- Records provided
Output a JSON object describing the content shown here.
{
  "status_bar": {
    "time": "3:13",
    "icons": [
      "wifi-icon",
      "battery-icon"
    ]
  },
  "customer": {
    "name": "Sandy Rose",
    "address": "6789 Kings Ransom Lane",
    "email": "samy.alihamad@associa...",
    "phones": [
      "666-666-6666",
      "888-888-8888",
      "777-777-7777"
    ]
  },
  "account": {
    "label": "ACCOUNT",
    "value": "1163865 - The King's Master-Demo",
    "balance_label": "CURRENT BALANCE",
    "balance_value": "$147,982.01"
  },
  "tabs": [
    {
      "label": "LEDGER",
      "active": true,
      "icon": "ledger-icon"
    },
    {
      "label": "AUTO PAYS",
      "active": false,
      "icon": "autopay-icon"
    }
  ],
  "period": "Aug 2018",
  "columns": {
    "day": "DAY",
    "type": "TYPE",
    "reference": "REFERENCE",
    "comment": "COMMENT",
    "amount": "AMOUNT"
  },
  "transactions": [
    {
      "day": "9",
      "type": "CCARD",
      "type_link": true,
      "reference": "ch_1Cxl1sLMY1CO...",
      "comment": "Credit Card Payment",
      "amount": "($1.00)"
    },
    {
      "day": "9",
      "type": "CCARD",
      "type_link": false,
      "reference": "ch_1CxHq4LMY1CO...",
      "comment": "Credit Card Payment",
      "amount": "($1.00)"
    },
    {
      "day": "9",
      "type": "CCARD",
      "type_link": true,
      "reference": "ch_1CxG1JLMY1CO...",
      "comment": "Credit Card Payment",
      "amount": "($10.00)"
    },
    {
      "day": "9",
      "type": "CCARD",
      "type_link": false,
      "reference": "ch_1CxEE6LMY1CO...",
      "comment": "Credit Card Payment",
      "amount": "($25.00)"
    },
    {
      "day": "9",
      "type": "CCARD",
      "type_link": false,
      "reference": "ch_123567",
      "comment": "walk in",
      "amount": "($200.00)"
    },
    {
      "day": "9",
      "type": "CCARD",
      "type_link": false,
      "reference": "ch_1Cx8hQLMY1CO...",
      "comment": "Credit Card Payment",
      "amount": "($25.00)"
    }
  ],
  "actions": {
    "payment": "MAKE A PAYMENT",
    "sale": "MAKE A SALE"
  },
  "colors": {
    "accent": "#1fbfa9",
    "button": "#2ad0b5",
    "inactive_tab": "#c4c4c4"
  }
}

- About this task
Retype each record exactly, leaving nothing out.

- Exercise response
Output a JSON object describing the content shown here.
{
  "status_bar": {
    "time": "3:13",
    "icons": [
      "wifi-icon",
      "battery-icon"
    ]
  },
  "customer": {
    "name": "Sandy Rose",
    "address": "6789 Kings Ransom Lane",
    "email": "samy.alihamad@associa...",
    "phones": [
      "666-666-6666",
      "888-888-8888",
      "777-777-7777"
    ]
  },
  "account": {
    "label": "ACCOUNT",
    "value": "1163865 - The King's Master-Demo",
    "balance_label": "CURRENT BALANCE",
    "balance_value": "$147,982.01"
  },
  "tabs": [
    {
      "label": "LEDGER",
      "active": true,
      "icon": "ledger-icon"
    },
    {
      "label": "AUTO PAYS",
      "active": false,
      "icon": "autopay-icon"
    }
  ],
  "period": "Aug 2018",
  "columns": {
    "day": "DAY",
    "type": "TYPE",
    "reference": "REFERENCE",
    "comment": "COMMENT",
    "amount": "AMOUNT"
  },
  "transactions": [
    {
      "day": "9",
      "type": "CCARD",
      "type_link": true,
      "reference": "ch_1Cxl1sLMY1CO...",
      "comment": "Credit Card Payment",
      "amount": "($1.00)"
    },
    {
      "day": "9",
      "type": "CCARD",
      "type_link": false,
      "reference": "ch_1CxHq4LMY1CO...",
      "comment": "Credit Card Payment",
      "amount": "($1.00)"
    },
    {
      "day": "9",
      "type": "CCARD",
      "type_link": true,
      "reference": "ch_1CxG1JLMY1CO...",
      "comment": "Credit Card Payment",
      "amount": "($10.00)"
    },
    {
      "day": "9",
      "type": "CCARD",
      "type_link": false,
      "reference": "ch_1CxEE6LMY1CO...",
      "comment": "Credit Card Payment",
      "amount": "($25.00)"
    },
    {
      "day": "9",
      "type": "CCARD",
      "type_link": false,
      "reference": "ch_123567",
      "comment": "walk in",
      "amount": "($200.00)"
    },
    {
      "day": "9",
      "type": "CCARD",
      "type_link": false,
      "reference": "ch_1Cx8hQLMY1CO...",
      "comment": "Credit Card Payment",
      "amount": "($25.00)"
    }
  ],
  "actions": {
    "payment": "MAKE A PAYMENT",
    "sale": "MAKE A SALE"
  },
  "colors": {
    "accent": "#1fbfa9",
    "button": "#2ad0b5",
    "inactive_tab": "#c4c4c4"
  }
}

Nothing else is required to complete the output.